*** Opening of Available records ***

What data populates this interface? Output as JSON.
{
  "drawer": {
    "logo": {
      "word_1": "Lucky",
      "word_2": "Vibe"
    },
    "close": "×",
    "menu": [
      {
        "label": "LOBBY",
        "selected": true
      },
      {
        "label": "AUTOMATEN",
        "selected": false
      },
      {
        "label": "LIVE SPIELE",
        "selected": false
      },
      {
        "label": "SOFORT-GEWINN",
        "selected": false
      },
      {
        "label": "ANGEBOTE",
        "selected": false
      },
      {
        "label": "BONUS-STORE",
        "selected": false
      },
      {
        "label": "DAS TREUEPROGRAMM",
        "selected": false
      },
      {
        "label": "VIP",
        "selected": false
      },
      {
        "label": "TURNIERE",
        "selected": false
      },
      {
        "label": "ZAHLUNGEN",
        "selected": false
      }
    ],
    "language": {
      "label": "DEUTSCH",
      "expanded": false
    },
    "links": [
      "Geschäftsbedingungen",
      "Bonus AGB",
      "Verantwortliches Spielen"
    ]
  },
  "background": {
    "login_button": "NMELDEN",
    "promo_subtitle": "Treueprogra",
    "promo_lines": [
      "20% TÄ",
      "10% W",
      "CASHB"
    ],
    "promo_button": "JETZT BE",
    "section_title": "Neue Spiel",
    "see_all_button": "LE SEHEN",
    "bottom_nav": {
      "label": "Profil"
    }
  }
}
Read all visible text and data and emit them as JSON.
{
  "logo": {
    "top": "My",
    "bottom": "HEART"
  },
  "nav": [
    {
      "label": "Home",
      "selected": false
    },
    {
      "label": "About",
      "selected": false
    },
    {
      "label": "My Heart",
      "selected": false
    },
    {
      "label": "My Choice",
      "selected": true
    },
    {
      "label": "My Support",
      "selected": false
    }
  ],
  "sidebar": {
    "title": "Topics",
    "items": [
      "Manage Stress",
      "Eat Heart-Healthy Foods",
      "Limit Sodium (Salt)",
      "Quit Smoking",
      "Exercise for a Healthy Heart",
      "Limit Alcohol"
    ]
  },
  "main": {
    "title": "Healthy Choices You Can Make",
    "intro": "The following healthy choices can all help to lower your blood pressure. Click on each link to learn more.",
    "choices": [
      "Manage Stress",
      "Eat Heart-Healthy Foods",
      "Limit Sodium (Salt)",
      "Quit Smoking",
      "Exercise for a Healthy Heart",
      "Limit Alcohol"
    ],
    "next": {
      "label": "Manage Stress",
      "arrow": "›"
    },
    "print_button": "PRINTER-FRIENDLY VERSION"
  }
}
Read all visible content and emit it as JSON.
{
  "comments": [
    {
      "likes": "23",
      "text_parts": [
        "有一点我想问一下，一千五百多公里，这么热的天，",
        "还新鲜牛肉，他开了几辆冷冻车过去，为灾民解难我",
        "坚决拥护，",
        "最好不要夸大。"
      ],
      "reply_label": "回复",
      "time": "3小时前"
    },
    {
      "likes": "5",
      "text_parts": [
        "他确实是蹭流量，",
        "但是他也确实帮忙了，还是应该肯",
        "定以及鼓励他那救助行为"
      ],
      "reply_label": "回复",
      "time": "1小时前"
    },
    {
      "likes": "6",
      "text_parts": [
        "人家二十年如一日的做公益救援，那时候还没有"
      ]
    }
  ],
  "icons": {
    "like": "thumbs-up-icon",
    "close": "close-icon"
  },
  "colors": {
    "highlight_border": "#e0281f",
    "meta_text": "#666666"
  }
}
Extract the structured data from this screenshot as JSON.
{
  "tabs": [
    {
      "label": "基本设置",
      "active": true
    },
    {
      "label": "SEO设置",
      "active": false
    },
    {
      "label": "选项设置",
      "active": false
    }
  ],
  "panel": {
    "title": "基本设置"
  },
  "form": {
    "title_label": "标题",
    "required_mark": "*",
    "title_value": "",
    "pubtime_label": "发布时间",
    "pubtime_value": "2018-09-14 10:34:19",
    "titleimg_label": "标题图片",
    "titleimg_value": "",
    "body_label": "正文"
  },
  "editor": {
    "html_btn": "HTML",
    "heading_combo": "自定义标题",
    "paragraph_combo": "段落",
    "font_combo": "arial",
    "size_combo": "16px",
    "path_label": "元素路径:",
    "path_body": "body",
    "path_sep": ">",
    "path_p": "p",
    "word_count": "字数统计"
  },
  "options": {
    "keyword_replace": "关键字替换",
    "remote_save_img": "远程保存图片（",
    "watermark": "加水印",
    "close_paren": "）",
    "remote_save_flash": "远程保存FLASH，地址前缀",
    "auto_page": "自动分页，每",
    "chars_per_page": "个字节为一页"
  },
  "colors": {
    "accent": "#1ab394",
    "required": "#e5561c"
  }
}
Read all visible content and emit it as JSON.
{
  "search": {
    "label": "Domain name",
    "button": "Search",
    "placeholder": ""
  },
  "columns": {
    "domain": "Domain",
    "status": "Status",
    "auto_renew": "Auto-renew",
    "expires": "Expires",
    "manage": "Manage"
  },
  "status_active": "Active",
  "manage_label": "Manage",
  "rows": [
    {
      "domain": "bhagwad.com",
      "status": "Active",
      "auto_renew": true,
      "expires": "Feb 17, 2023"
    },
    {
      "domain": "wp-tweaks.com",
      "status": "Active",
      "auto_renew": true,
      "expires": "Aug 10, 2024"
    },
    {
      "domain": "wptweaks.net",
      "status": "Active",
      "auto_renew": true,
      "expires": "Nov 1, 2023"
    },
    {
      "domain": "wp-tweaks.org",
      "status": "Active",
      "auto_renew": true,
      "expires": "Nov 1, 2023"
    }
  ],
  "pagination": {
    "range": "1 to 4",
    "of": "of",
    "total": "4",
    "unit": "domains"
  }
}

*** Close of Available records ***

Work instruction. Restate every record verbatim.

Output of the task.
What data populates this interface? Output as JSON.
{
  "drawer": {
    "logo": {
      "word_1": "Lucky",
      "word_2": "Vibe"
    },
    "close": "×",
    "menu": [
      {
        "label": "LOBBY",
        "selected": true
      },
      {
        "label": "AUTOMATEN",
        "selected": false
      },
      {
        "label": "LIVE SPIELE",
        "selected": false
      },
      {
        "label": "SOFORT-GEWINN",
        "selected": false
      },
      {
        "label": "ANGEBOTE",
        "selected": false
      },
      {
        "label": "BONUS-STORE",
        "selected": false
      },
      {
        "label": "DAS TREUEPROGRAMM",
        "selected": false
      },
      {
        "label": "VIP",
        "selected": false
      },
      {
        "label": "TURNIERE",
        "selected": false
      },
      {
        "label": "ZAHLUNGEN",
        "selected": false
      }
    ],
    "language": {
      "label": "DEUTSCH",
      "expanded": false
    },
    "links": [
      "Geschäftsbedingungen",
      "Bonus AGB",
      "Verantwortliches Spielen"
    ]
  },
  "background": {
    "login_button": "NMELDEN",
    "promo_subtitle": "Treueprogra",
    "promo_lines": [
      "20% TÄ",
      "10% W",
      "CASHB"
    ],
    "promo_button": "JETZT BE",
    "section_title": "Neue Spiel",
    "see_all_button": "LE SEHEN",
    "bottom_nav": {
      "label": "Profil"
    }
  }
}
Read all visible text and data and emit them as JSON.
{
  "logo": {
    "top": "My",
    "bottom": "HEART"
  },
  "nav": [
    {
      "label": "Home",
      "selected": false
    },
    {
      "label": "About",
      "selected": false
    },
    {
      "label": "My Heart",
      "selected": false
    },
    {
      "label": "My Choice",
      "selected": true
    },
    {
      "label": "My Support",
      "selected": false
    }
  ],
  "sidebar": {
    "title": "Topics",
    "items": [
      "Manage Stress",
      "Eat Heart-Healthy Foods",
      "Limit Sodium (Salt)",
      "Quit Smoking",
      "Exercise for a Healthy Heart",
      "Limit Alcohol"
    ]
  },
  "main": {
    "title": "Healthy Choices You Can Make",
    "intro": "The following healthy choices can all help to lower your blood pressure. Click on each link to learn more.",
    "choices": [
      "Manage Stress",
      "Eat Heart-Healthy Foods",
      "Limit Sodium (Salt)",
      "Quit Smoking",
      "Exercise for a Healthy Heart",
      "Limit Alcohol"
    ],
    "next": {
      "label": "Manage Stress",
      "arrow": "›"
    },
    "print_button": "PRINTER-FRIENDLY VERSION"
  }
}
Read all visible content and emit it as JSON.
{
  "comments": [
    {
      "likes": "23",
      "text_parts": [
        "有一点我想问一下，一千五百多公里，这么热的天，",
        "还新鲜牛肉，他开了几辆冷冻车过去，为灾民解难我",
        "坚决拥护，",
        "最好不要夸大。"
      ],
      "reply_label": "回复",
      "time": "3小时前"
    },
    {
      "likes": "5",
      "text_parts": [
        "他确实是蹭流量，",
        "但是他也确实帮忙了，还是应该肯",
        "定以及鼓励他那救助行为"
      ],
      "reply_label": "回复",
      "time": "1小时前"
    },
    {
      "likes": "6",
      "text_parts": [
        "人家二十年如一日的做公益救援，那时候还没有"
      ]
    }
  ],
  "icons": {
    "like": "thumbs-up-icon",
    "close": "close-icon"
  },
  "colors": {
    "highlight_border": "#e0281f",
    "meta_text": "#666666"
  }
}
Extract the structured data from this screenshot as JSON.
{
  "tabs": [
    {
      "label": "基本设置",
      "active": true
    },
    {
      "label": "SEO设置",
      "active": false
    },
    {
      "label": "选项设置",
      "active": false
    }
  ],
  "panel": {
    "title": "基本设置"
  },
  "form": {
    "title_label": "标题",
    "required_mark": "*",
    "title_value": "",
    "pubtime_label": "发布时间",
    "pubtime_value": "2018-09-14 10:34:19",
    "titleimg_label": "标题图片",
    "titleimg_value": "",
    "body_label": "正文"
  },
  "editor": {
    "html_btn": "HTML",
    "heading_combo": "自定义标题",
    "paragraph_combo": "段落",
    "font_combo": "arial",
    "size_combo": "16px",
    "path_label": "元素路径:",
    "path_body": "body",
    "path_sep": ">",
    "path_p": "p",
    "word_count": "字数统计"
  },
  "options": {
    "keyword_replace": "关键字替换",
    "remote_save_img": "远程保存图片（",
    "watermark": "加水印",
    "close_paren": "）",
    "remote_save_flash": "远程保存FLASH，地址前缀",
    "auto_page": "自动分页，每",
    "chars_per_page": "个字节为一页"
  },
  "colors": {
    "accent": "#1ab394",
    "required": "#e5561c"
  }
}
Read all visible content and emit it as JSON.
{
  "search": {
    "label": "Domain name",
    "button": "Search",
    "placeholder": ""
  },
  "columns": {
    "domain": "Domain",
    "status": "Status",
    "auto_renew": "Auto-renew",
    "expires": "Expires",
    "manage": "Manage"
  },
  "status_active": "Active",
  "manage_label": "Manage",
  "rows": [
    {
      "domain": "bhagwad.com",
      "status": "Active",
      "auto_renew": true,
      "expires": "Feb 17, 2023"
    },
    {
      "domain": "wp-tweaks.com",
      "status": "Active",
      "auto_renew": true,
      "expires": "Aug 10, 2024"
    },
    {
      "domain": "wptweaks.net",
      "status": "Active",
      "auto_renew": true,
      "expires": "Nov 1, 2023"
    },
    {
      "domain": "wp-tweaks.org",
      "status": "Active",
      "auto_renew": true,
      "expires": "Nov 1, 2023"
    }
  ],
  "pagination": {
    "range": "1 to 4",
    "of": "of",
    "total": "4",
    "unit": "domains"
  }
}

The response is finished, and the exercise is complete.